Two bodybuilders, pumped to open their own gym, say market is strong
A gym geared to heavy lifters is shaping up in Henrico County.
Iron Gym RVA is scheduled to open its doors at 3910 Adams Road, near the intersection of Mechanicsville Turnpike and N. Laburnum Avenue, in the spring.
The 7,500-square-foot gym will cater to athletes, bodybuilders and competitive powerlifters, a population that gym co-owner Brandon Garner said is underserved by existing fitness offerings in the Richmond area.
“You have this massive gap in Richmond where we don’t have any real locally-owned gyms where they’re catered to people who train really hard and compete in bodybuilding or powerlifting events,” he said.
The gym plans to launch with a $49 month-to-month membership, $39 year-long membership and $35 “Local Heroes” membership for active-duty military, veterans, health care workers, first responders and teachers. The gym also plans to offer a weekends-only membership for $20 and a $29 membership for people who want to train between 4 a.m. and 2 p.m., according to its website.
Garner, a competitive bodybuilder and former Marine from Halifax County, never really had plans to open a gym until he realized how much he missed the experience when his gym and other fitness centers temporarily closed in response to the coronavirus pandemic last year.
“I personally was pretty affected by not being able to train because of all the gyms closing.
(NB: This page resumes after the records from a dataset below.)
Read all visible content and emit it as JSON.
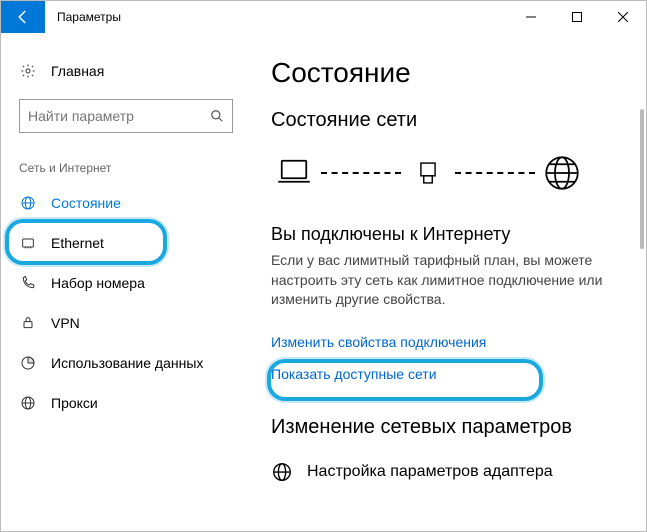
{
  "titlebar": {
    "app_title": "Параметры"
  },
  "sidebar": {
    "home_label": "Главная",
    "search_placeholder": "Найти параметр",
    "group_label": "Сеть и Интернет",
    "items": [
      {
        "label": "Состояние"
      },
      {
        "label": "Ethernet"
      },
      {
        "label": "Набор номера"
      },
      {
        "label": "VPN"
      },
      {
        "label": "Использование данных"
      },
      {
        "label": "Прокси"
      }
    ]
  },
  "main": {
    "page_title": "Состояние",
    "section_status": "Состояние сети",
    "connected_title": "Вы подключены к Интернету",
    "connected_desc": "Если у вас лимитный тарифный план, вы можете настроить эту сеть как лимитное подключение или изменить другие свойства.",
    "link_change_props": "Изменить свойства подключения",
    "link_show_networks": "Показать доступные сети",
    "section_params": "Изменение сетевых параметров",
    "adapter_row": "Настройка параметров адаптера"
  }
}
It put me in a negative headspace,” he said. “So much of my life and career has been centered on the gym that when it was taken away, it was pretty devastating.”
The Iron Gym RVA concept started to come together in April, and Garner’s hype on social media attracted partners to the enterprise. Leo Williams, owner of DMV Iron Gym in Arlington, offered advice and support as Garner worked on the idea. Bobby George, a photographer and bodybuilder who knew Garner through his work in the world of supplements, came on as a co-owner.
Garner also runs Phantom Nutrition, a supplement company he founded in 2017.
The pandemic has indirectly powered Garner’s budding gym. As other gyms throughout the country permanently closed, the stock of used fitness equipment increased.
“We’ve been driving up and down the coast, my roommate and I, and we’ve been collecting machines from New Jersey, New York, West Virginia. I can’t tell you how many times I’ve driven to New York, like five or six times,” he said. “They were letting go of machines, really good machines, at a cheaper price. So we were able to go and take advantage of that and collect things I never thought we would ever get.”
Garner said his favorite piece is an uncommon TK Star Eight Stack Jungle he sourced from a long-running gym in New York.
“That piece had been in that gym in New York from 1996 until we just got it. I thought that was super cool. I messaged (the gym owner) directly and I said ‘Hey, man. I just wanted to reach out and tell you we got this thing and we’re going to take good care of it,’” Garner said. “It’s just very unique. It’s huge. You’re not going to find another TK Star Jungle.”
Garner plans to spend about $110,000 on the gym. The gym is a largely self-funded venture, and it recently wrapped up signups for a backers program that raised $5,620.
Iron Gym will eventually have increased visibility as it will be a stone’s throw away from a proposed mixed-use development with 580 homes at the former Henrico Plaza Shopping Center.